>>

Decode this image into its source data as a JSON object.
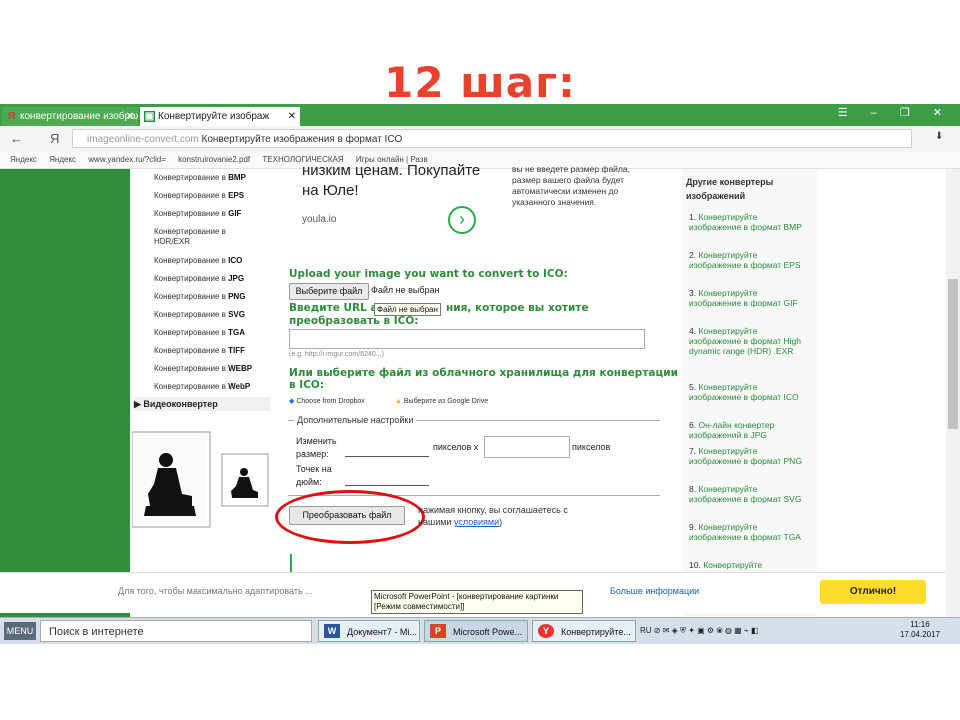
{
  "slide_title": "12 шаг:",
  "tabs": [
    {
      "label": "конвертирование изображ",
      "icon": "yandex-icon"
    },
    {
      "label": "Конвертируйте изображ",
      "icon": "converter-icon"
    }
  ],
  "window_controls": "☰ – ❐ ✕",
  "address_bar": {
    "back": "←",
    "yandex": "Я",
    "domain": "imageonline-convert.com",
    "title": " Конвертируйте изображения в формат ICO"
  },
  "bookmarks": [
    "Яндекс",
    "Яндекс",
    "www.yandex.ru/?clid=",
    "konstruirovanie2.pdf",
    "ТЕХНОЛОГИЧЕСКАЯ",
    "Игры онлайн | Разв"
  ],
  "left_menu": [
    {
      "text": "Конвертирование в ",
      "bold": "BMP"
    },
    {
      "text": "Конвертирование в ",
      "bold": "EPS"
    },
    {
      "text": "Конвертирование в ",
      "bold": "GIF"
    },
    {
      "text": "Конвертирование в HDR/EXR",
      "bold": ""
    },
    {
      "text": "Конвертирование в ",
      "bold": "ICO"
    },
    {
      "text": "Конвертирование в ",
      "bold": "JPG"
    },
    {
      "text": "Конвертирование в ",
      "bold": "PNG"
    },
    {
      "text": "Конвертирование в ",
      "bold": "SVG"
    },
    {
      "text": "Конвертирование в ",
      "bold": "TGA"
    },
    {
      "text": "Конвертирование в ",
      "bold": "TIFF"
    },
    {
      "text": "Конвертирование в ",
      "bold": "WEBP"
    },
    {
      "text": "Конвертирование в ",
      "bold": "WebP"
    }
  ],
  "video_converter": "▶  Видеоконвертер",
  "ad": {
    "line1": "низким ценам. Покупайте",
    "line2": "на Юле!",
    "source": "youla.io"
  },
  "ad_note": {
    "line1": "вы не введете размер файла,",
    "line2": "размер вашего файла будет",
    "line3": "автоматически изменен до",
    "line4": "указанного значения."
  },
  "upload": {
    "label": "Upload your image you want to convert to ICO:",
    "button": "Выберите файл",
    "no_file": "Файл не выбран",
    "tooltip": "Файл не выбран"
  },
  "url_section": {
    "label_a": "Введите URL ад",
    "label_b": "ния, которое вы хотите",
    "label_c": "преобразовать в ICO:",
    "value": "",
    "hint": "(e.g. http://i.imgur.com/6240...)"
  },
  "cloud": {
    "label1": "Или выберите файл из облачного хранилища для конвертации",
    "label2": "в ICO:",
    "dropbox": "Choose from Dropbox",
    "gdrive": "Выберите из Google Drive"
  },
  "settings": {
    "legend": "Дополнительные настройки",
    "resize_l1": "Изменить",
    "resize_l2": "размер:",
    "px_x": "пикселов x",
    "px": "пикселов",
    "dpi_l1": "Точек на",
    "dpi_l2": "дюйм:"
  },
  "convert_button": "Преобразовать файл",
  "agree": {
    "text1": "нажимая кнопку, вы соглашаетесь с",
    "text2": "нашими ",
    "link": "условиями",
    "text3": ")"
  },
  "right_column": {
    "title_l1": "Другие конвертеры",
    "title_l2": "изображений",
    "items": [
      "Конвертируйте изображение в формат BMP",
      "Конвертируйте изображение в формат EPS",
      "Конвертируйте изображение в формат GIF",
      "Конвертируйте изображение в формат High dynamic range (HDR) .EXR",
      "Конвертируйте изображение в формат ICO",
      "Он-лайн конвертер изображений в JPG",
      "Конвертируйте изображение в формат PNG",
      "Конвертируйте изображение в формат SVG",
      "Конвертируйте изображение в формат TGA",
      "Конвертируйте"
    ]
  },
  "cookie": {
    "text": "Для того, чтобы максимально адаптировать ...",
    "link": "Больше информации",
    "button": "Отлично!"
  },
  "ppt_tooltip": {
    "line1": "Microsoft PowerPoint - [конвертирование картинки",
    "line2": "[Режим совместимости]]"
  },
  "taskbar": {
    "menu": "MENU",
    "search": "Поиск в интернете",
    "apps": [
      {
        "label": "Документ7 - Mi...",
        "icon": "W"
      },
      {
        "label": "Microsoft Powe...",
        "icon": "P"
      },
      {
        "label": "Конвертируйте...",
        "icon": "Y"
      }
    ],
    "tray": "RU  ⊘ ✉ ◈ ⛨ ✦ ▣ ⚙ ⦿ ◍ ▦ ⌁ ◧",
    "time": "11:16",
    "date": "17.04.2017"
  },
  "colors": {
    "title_red": "#e8412c",
    "site_green": "#2f8f3d",
    "annotation_red": "#e01010",
    "ok_yellow": "#ffdb2b"
  }
}
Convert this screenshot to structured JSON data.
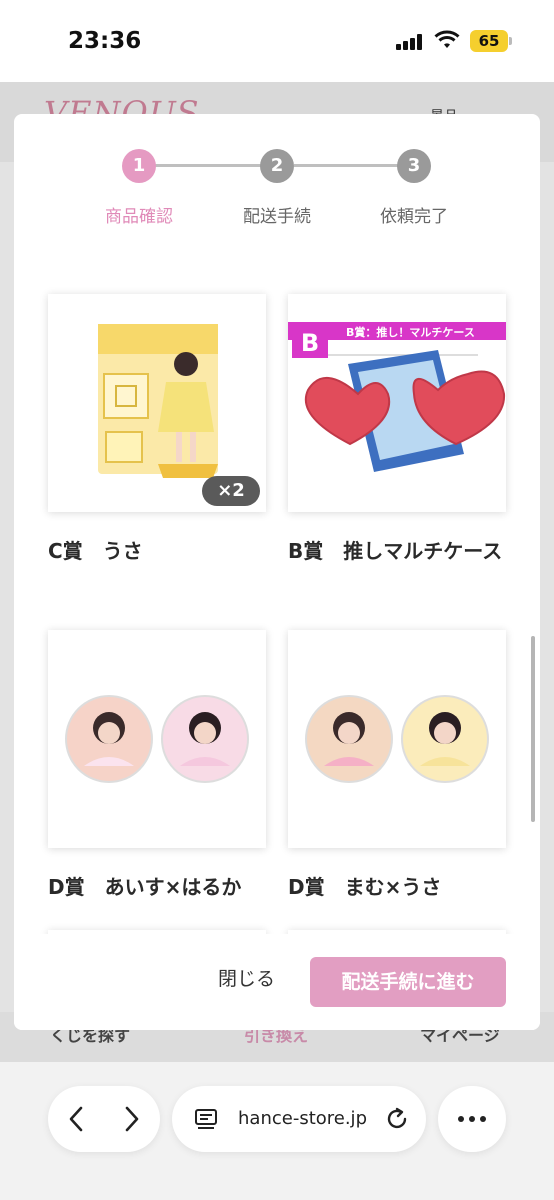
{
  "status_bar": {
    "time": "23:36",
    "battery": "65"
  },
  "background": {
    "logo": "VENOUS",
    "header_right": "景品",
    "tabs": [
      "くじを探す",
      "引き換え",
      "マイページ"
    ]
  },
  "modal": {
    "steps": [
      {
        "number": "1",
        "label": "商品確認",
        "active": true
      },
      {
        "number": "2",
        "label": "配送手続",
        "active": false
      },
      {
        "number": "3",
        "label": "依頼完了",
        "active": false
      }
    ],
    "items": [
      {
        "title": "C賞　うさ",
        "quantity": "×2"
      },
      {
        "title": "B賞　推しマルチケース",
        "b_label": "B",
        "b_banner": "B賞：推し！マルチケース"
      },
      {
        "title": "D賞　あいす×はるか"
      },
      {
        "title": "D賞　まむ×うさ"
      }
    ],
    "close_label": "閉じる",
    "proceed_label": "配送手続に進む"
  },
  "browser": {
    "url": "hance-store.jp"
  },
  "colors": {
    "accent_pink": "#e29ec2",
    "step_inactive": "#9a9a9a"
  }
}
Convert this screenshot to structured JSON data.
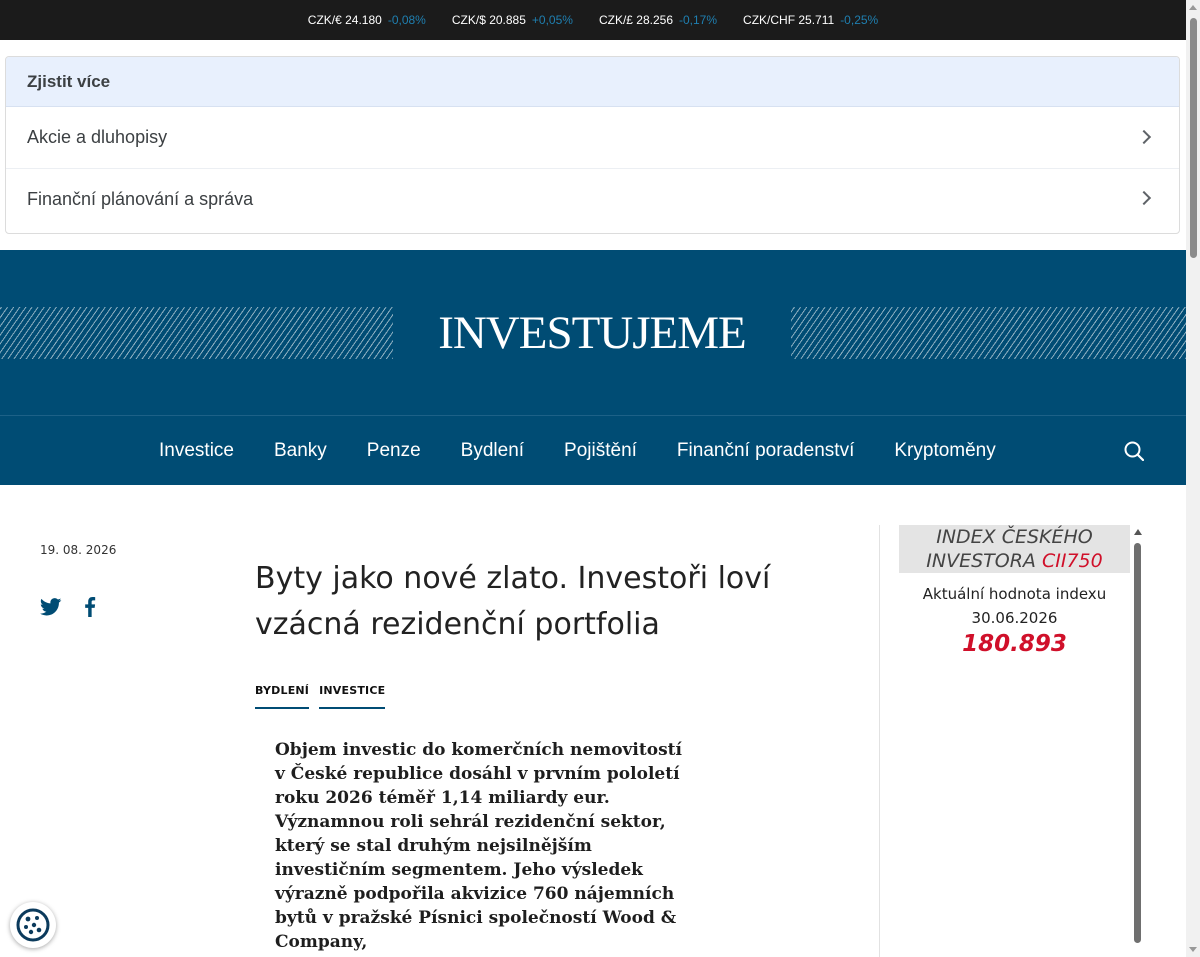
{
  "ticker": [
    {
      "pair": "CZK/€ 24.180",
      "change": "-0,08%",
      "dir": "down"
    },
    {
      "pair": "CZK/$ 20.885",
      "change": "+0,05%",
      "dir": "up"
    },
    {
      "pair": "CZK/£ 28.256",
      "change": "-0,17%",
      "dir": "down"
    },
    {
      "pair": "CZK/CHF 25.711",
      "change": "-0,25%",
      "dir": "down"
    }
  ],
  "learn_more": {
    "heading": "Zjistit více",
    "items": [
      "Akcie a dluhopisy",
      "Finanční plánování a správa"
    ]
  },
  "header": {
    "logo": "INVESTUJEME"
  },
  "nav": {
    "items": [
      "Investice",
      "Banky",
      "Penze",
      "Bydlení",
      "Pojištění",
      "Finanční poradenství",
      "Kryptoměny"
    ],
    "search_icon": "search-icon"
  },
  "article": {
    "date": "19. 08. 2026",
    "title": "Byty jako nové zlato. Investoři loví vzácná rezidenční portfolia",
    "tags": [
      "BYDLENÍ",
      "INVESTICE"
    ],
    "perex": "Objem investic do komerčních nemovitostí v České republice dosáhl v prvním pololetí roku 2026 téměř 1,14 miliardy eur. Významnou roli sehrál rezidenční sektor, který se stal druhým nejsilnějším investičním segmentem. Jeho výsledek výrazně podpořila akvizice 760 nájemních bytů v pražské Písnici společností Wood & Company,",
    "share": [
      "twitter-icon",
      "facebook-icon"
    ]
  },
  "sidebar": {
    "index_title": "INDEX ČESKÉHO INVESTORA",
    "index_code": "CII750",
    "label": "Aktuální hodnota indexu",
    "date": "30.06.2026",
    "value": "180.893"
  },
  "colors": {
    "brand": "#004c74",
    "accent_red": "#d0102a",
    "ticker_change": "#1f7fb0"
  }
}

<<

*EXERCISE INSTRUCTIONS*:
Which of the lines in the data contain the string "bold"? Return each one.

*SOLUTION TO THIS EXERCISE*:
      "bold": "BMP"
      "bold": "EPS"
      "bold": "GIF"
      "bold": ""
      "bold": "ICO"
      "bold": "JPG"
      "bold": "PNG"
      "bold": "SVG"
      "bold": "TGA"
      "bold": "TIFF"
      "bold": "WEBP"
      "bold": "WebP"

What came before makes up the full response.